**WHAT TO DO:** Within the listing, how many lines include "project"? Please answer with a bare number.

════════════════════

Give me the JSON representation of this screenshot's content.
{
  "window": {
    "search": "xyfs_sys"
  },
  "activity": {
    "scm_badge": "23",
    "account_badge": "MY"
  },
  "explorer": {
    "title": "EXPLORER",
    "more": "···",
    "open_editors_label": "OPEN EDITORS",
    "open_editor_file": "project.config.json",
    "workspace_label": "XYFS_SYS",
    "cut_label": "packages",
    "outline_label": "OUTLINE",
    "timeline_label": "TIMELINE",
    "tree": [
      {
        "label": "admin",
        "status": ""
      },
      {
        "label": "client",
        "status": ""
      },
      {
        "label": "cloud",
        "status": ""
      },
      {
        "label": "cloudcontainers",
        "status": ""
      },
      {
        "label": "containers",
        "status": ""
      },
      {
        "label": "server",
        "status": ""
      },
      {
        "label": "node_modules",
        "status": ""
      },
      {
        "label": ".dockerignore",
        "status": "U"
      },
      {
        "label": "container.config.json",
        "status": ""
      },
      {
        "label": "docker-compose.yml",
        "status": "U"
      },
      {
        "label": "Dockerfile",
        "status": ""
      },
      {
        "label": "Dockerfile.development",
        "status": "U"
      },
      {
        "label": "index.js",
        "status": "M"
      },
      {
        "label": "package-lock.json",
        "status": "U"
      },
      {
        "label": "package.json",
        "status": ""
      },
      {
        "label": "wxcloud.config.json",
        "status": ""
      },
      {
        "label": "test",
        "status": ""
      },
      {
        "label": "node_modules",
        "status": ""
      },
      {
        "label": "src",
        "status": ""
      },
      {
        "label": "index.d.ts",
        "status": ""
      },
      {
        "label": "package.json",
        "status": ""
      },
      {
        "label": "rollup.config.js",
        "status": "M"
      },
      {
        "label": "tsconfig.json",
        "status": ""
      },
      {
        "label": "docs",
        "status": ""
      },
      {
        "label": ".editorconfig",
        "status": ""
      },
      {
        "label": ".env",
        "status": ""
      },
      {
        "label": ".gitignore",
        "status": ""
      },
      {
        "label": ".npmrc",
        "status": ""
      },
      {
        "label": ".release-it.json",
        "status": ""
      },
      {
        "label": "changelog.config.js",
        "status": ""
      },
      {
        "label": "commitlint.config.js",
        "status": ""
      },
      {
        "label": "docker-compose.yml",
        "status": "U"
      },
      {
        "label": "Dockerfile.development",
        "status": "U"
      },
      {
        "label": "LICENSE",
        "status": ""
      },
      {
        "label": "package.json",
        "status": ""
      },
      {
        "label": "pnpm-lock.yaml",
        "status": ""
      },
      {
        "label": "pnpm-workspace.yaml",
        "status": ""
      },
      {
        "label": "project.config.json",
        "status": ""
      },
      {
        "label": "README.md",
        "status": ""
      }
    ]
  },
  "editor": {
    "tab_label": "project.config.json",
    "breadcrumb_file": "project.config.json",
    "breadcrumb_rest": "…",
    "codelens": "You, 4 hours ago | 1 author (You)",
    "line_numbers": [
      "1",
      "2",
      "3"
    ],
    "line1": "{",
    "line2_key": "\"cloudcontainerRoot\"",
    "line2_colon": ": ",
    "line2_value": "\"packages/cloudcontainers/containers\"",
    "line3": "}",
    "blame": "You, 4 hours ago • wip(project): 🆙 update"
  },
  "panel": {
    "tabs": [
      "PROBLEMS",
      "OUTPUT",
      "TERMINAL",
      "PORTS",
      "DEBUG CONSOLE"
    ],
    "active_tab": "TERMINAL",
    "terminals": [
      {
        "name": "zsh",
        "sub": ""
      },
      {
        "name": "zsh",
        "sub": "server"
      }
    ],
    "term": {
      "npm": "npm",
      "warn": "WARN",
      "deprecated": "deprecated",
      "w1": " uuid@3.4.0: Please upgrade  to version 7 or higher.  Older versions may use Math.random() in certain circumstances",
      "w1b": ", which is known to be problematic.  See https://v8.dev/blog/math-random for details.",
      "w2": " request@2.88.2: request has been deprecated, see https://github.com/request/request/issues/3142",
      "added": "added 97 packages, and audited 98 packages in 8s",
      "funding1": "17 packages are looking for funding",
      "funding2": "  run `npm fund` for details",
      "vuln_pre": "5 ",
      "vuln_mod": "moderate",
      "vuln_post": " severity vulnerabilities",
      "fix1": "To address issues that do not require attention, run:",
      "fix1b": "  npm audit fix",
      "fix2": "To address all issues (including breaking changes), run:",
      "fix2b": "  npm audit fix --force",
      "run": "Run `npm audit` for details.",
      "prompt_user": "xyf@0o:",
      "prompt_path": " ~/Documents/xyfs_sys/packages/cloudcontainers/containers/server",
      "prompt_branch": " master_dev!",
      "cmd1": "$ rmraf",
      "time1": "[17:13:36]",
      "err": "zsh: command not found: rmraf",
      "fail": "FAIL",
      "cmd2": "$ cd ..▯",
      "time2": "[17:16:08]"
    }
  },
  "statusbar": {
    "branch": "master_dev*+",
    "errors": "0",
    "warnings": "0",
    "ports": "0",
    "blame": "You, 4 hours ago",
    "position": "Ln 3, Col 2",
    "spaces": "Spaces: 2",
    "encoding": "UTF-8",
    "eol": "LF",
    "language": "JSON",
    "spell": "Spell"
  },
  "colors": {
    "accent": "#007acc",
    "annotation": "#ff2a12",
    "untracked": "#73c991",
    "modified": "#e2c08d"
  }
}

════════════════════

**EXERCISE OUTPUT:** 5